--- AIM OF THE EXERCISE ---
Review the listing and copy each line that holds the word "data".

--- TASK INPUT ---
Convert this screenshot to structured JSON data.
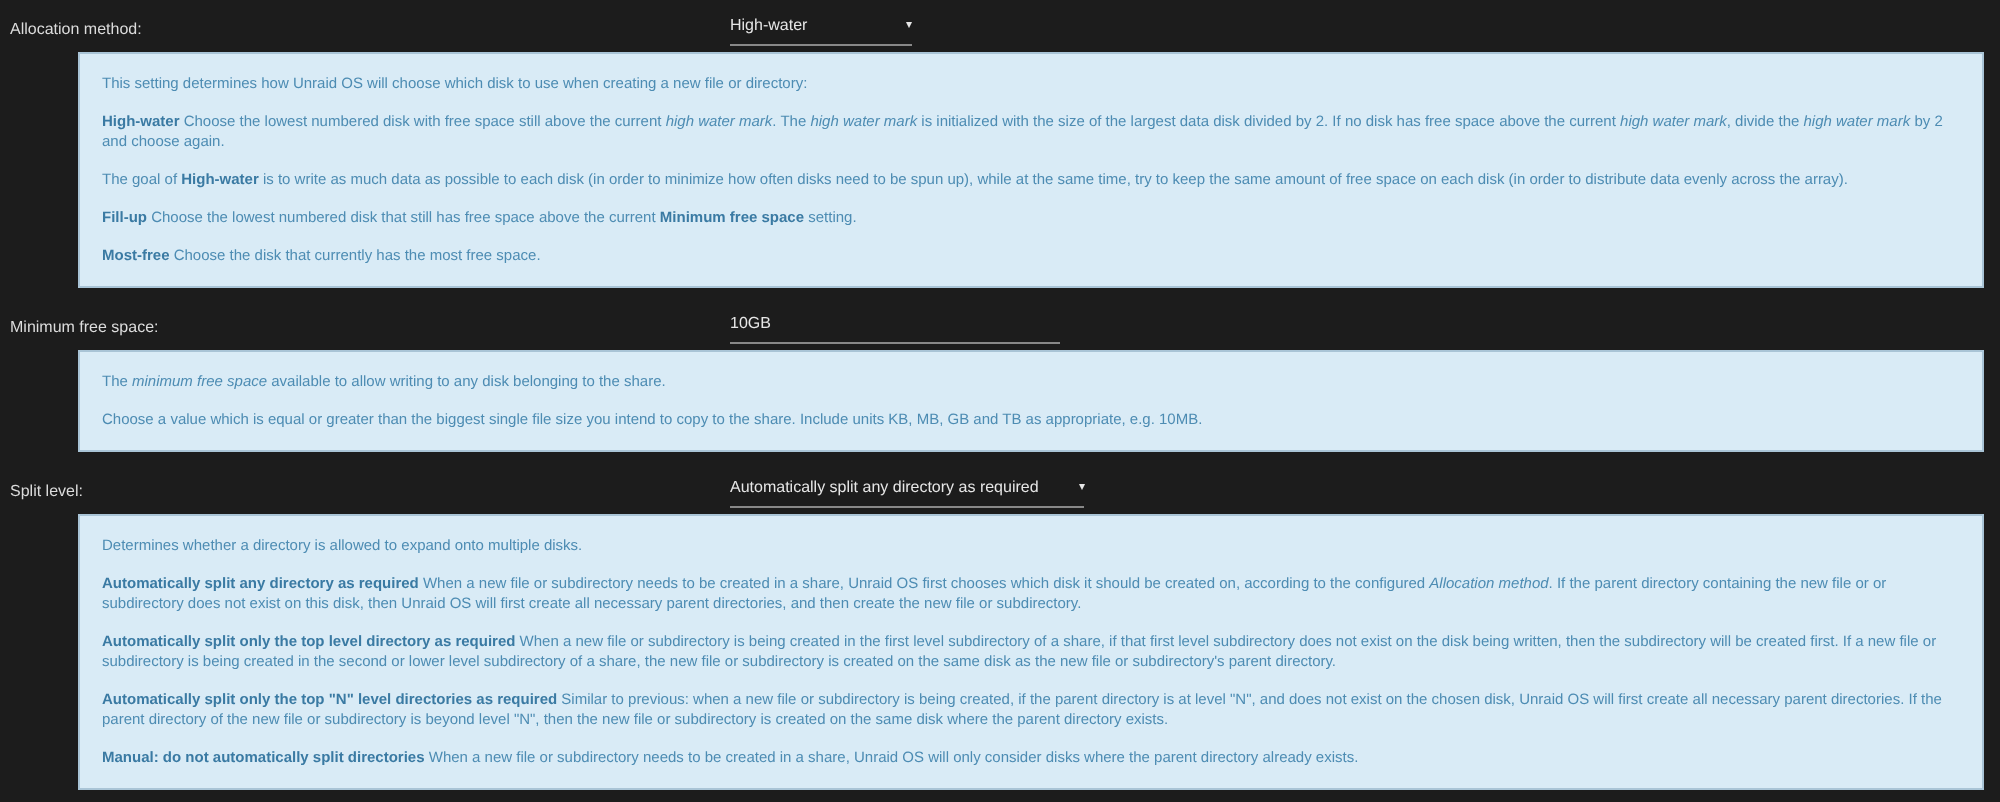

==

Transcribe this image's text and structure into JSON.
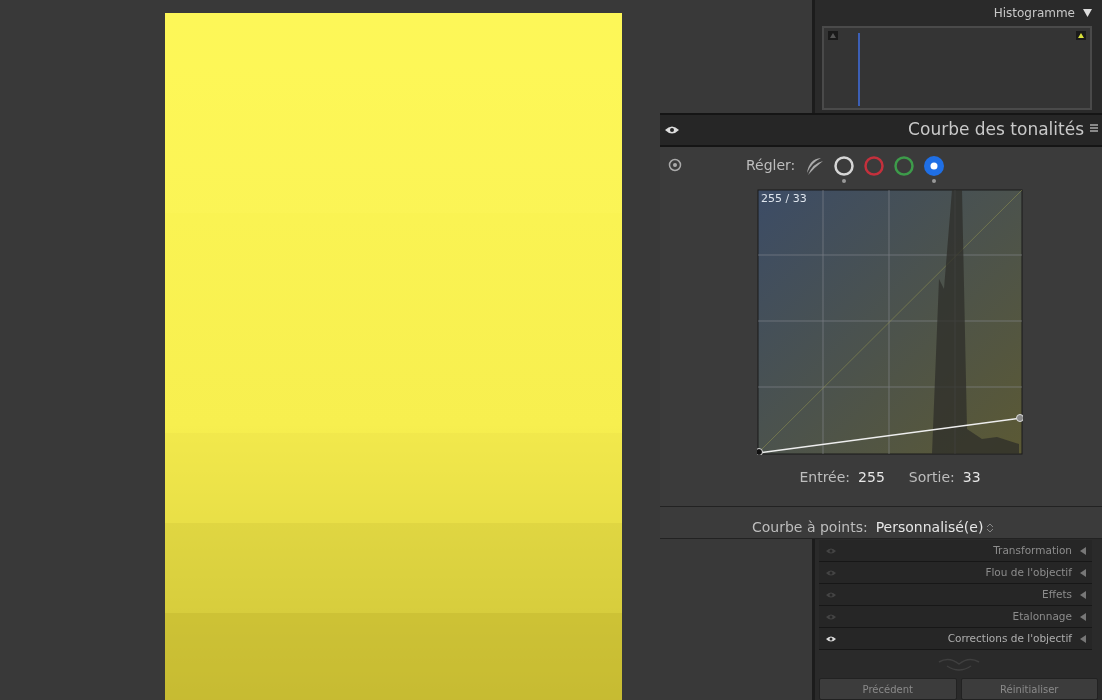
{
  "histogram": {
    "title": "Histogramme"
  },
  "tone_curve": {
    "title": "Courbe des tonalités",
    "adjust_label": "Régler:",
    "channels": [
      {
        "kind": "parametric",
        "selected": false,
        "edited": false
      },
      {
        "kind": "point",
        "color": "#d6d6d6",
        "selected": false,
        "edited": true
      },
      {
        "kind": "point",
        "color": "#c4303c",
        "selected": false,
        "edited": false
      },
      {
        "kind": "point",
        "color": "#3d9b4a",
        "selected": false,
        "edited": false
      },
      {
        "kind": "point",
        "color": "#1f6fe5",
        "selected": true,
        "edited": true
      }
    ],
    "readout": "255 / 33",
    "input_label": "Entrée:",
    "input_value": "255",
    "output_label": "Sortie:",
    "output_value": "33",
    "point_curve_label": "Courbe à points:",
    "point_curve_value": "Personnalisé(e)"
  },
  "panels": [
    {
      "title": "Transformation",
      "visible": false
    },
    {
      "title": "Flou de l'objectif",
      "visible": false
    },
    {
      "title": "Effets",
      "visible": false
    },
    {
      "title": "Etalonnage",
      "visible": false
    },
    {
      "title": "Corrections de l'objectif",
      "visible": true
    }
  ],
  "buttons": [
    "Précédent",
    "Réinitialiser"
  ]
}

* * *

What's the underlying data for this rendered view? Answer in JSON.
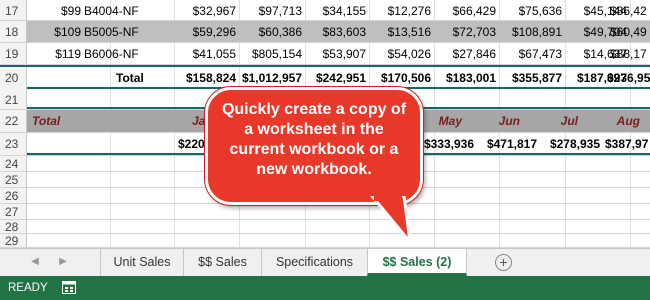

--- TASK RESPONSE ---
Convert this screenshot to structured JSON data.
What's the underlying data for this rendered view? Answer in JSON.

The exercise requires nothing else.